> _Task objective_
The response should be the complete listing below, unchanged.

> _Available data_
*-*-*

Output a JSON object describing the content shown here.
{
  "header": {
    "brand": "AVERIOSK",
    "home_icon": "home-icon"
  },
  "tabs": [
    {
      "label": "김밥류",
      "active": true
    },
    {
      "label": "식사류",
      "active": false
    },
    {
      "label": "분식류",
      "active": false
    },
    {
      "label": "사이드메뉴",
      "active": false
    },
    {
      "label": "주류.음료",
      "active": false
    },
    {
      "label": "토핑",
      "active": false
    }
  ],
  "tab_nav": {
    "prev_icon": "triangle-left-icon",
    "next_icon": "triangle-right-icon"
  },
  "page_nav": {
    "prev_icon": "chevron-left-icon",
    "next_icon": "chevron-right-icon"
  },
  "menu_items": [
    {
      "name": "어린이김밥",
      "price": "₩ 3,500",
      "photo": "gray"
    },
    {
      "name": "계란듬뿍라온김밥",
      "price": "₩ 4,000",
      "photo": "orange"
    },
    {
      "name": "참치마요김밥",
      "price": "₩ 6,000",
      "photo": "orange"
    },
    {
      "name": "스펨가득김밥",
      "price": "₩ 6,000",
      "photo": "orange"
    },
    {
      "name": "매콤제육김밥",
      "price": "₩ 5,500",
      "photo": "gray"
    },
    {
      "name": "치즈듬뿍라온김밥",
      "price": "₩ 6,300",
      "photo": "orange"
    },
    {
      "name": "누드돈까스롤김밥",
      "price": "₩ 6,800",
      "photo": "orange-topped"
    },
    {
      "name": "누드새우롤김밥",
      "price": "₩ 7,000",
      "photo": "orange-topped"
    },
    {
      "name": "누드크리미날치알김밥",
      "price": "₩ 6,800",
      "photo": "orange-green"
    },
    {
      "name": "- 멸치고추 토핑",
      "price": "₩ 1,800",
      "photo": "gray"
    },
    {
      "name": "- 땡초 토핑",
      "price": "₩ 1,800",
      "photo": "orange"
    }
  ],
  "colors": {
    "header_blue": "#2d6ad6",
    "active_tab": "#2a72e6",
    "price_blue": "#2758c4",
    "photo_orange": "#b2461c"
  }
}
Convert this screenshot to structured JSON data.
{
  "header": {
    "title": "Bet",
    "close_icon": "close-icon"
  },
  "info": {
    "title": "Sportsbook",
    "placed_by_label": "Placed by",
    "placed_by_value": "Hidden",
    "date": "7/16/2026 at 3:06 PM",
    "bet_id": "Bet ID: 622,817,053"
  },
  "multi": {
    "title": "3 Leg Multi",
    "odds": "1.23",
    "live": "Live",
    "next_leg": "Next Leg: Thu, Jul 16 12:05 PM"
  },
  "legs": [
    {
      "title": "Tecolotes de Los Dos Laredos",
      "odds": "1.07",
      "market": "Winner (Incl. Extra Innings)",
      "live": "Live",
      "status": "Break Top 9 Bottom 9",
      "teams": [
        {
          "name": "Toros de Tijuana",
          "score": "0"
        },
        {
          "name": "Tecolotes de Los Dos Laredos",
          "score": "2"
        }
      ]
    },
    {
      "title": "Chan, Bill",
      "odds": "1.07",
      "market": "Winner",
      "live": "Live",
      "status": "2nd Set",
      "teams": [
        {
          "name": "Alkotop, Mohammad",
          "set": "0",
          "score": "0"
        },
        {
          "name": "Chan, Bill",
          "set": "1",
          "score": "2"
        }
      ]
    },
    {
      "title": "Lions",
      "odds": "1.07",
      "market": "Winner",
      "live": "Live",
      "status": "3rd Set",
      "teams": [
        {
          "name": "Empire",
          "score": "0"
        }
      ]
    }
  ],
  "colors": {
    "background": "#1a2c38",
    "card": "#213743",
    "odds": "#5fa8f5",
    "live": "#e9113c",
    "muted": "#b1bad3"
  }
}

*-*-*

> _Solution to the problem_
Output a JSON object describing the content shown here.
{
  "header": {
    "brand": "AVERIOSK",
    "home_icon": "home-icon"
  },
  "tabs": [
    {
      "label": "김밥류",
      "active": true
    },
    {
      "label": "식사류",
      "active": false
    },
    {
      "label": "분식류",
      "active": false
    },
    {
      "label": "사이드메뉴",
      "active": false
    },
    {
      "label": "주류.음료",
      "active": false
    },
    {
      "label": "토핑",
      "active": false
    }
  ],
  "tab_nav": {
    "prev_icon": "triangle-left-icon",
    "next_icon": "triangle-right-icon"
  },
  "page_nav": {
    "prev_icon": "chevron-left-icon",
    "next_icon": "chevron-right-icon"
  },
  "menu_items": [
    {
      "name": "어린이김밥",
      "price": "₩ 3,500",
      "photo": "gray"
    },
    {
      "name": "계란듬뿍라온김밥",
      "price": "₩ 4,000",
      "photo": "orange"
    },
    {
      "name": "참치마요김밥",
      "price": "₩ 6,000",
      "photo": "orange"
    },
    {
      "name": "스펨가득김밥",
      "price": "₩ 6,000",
      "photo": "orange"
    },
    {
      "name": "매콤제육김밥",
      "price": "₩ 5,500",
      "photo": "gray"
    },
    {
      "name": "치즈듬뿍라온김밥",
      "price": "₩ 6,300",
      "photo": "orange"
    },
    {
      "name": "누드돈까스롤김밥",
      "price": "₩ 6,800",
      "photo": "orange-topped"
    },
    {
      "name": "누드새우롤김밥",
      "price": "₩ 7,000",
      "photo": "orange-topped"
    },
    {
      "name": "누드크리미날치알김밥",
      "price": "₩ 6,800",
      "photo": "orange-green"
    },
    {
      "name": "- 멸치고추 토핑",
      "price": "₩ 1,800",
      "photo": "gray"
    },
    {
      "name": "- 땡초 토핑",
      "price": "₩ 1,800",
      "photo": "orange"
    }
  ],
  "colors": {
    "header_blue": "#2d6ad6",
    "active_tab": "#2a72e6",
    "price_blue": "#2758c4",
    "photo_orange": "#b2461c"
  }
}
Convert this screenshot to structured JSON data.
{
  "header": {
    "title": "Bet",
    "close_icon": "close-icon"
  },
  "info": {
    "title": "Sportsbook",
    "placed_by_label": "Placed by",
    "placed_by_value": "Hidden",
    "date": "7/16/2026 at 3:06 PM",
    "bet_id": "Bet ID: 622,817,053"
  },
  "multi": {
    "title": "3 Leg Multi",
    "odds": "1.23",
    "live": "Live",
    "next_leg": "Next Leg: Thu, Jul 16 12:05 PM"
  },
  "legs": [
    {
      "title": "Tecolotes de Los Dos Laredos",
      "odds": "1.07",
      "market": "Winner (Incl. Extra Innings)",
      "live": "Live",
      "status": "Break Top 9 Bottom 9",
      "teams": [
        {
          "name": "Toros de Tijuana",
          "score": "0"
        },
        {
          "name": "Tecolotes de Los Dos Laredos",
          "score": "2"
        }
      ]
    },
    {
      "title": "Chan, Bill",
      "odds": "1.07",
      "market": "Winner",
      "live": "Live",
      "status": "2nd Set",
      "teams": [
        {
          "name": "Alkotop, Mohammad",
          "set": "0",
          "score": "0"
        },
        {
          "name": "Chan, Bill",
          "set": "1",
          "score": "2"
        }
      ]
    },
    {
      "title": "Lions",
      "odds": "1.07",
      "market": "Winner",
      "live": "Live",
      "status": "3rd Set",
      "teams": [
        {
          "name": "Empire",
          "score": "0"
        }
      ]
    }
  ],
  "colors": {
    "background": "#1a2c38",
    "card": "#213743",
    "odds": "#5fa8f5",
    "live": "#e9113c",
    "muted": "#b1bad3"
  }
}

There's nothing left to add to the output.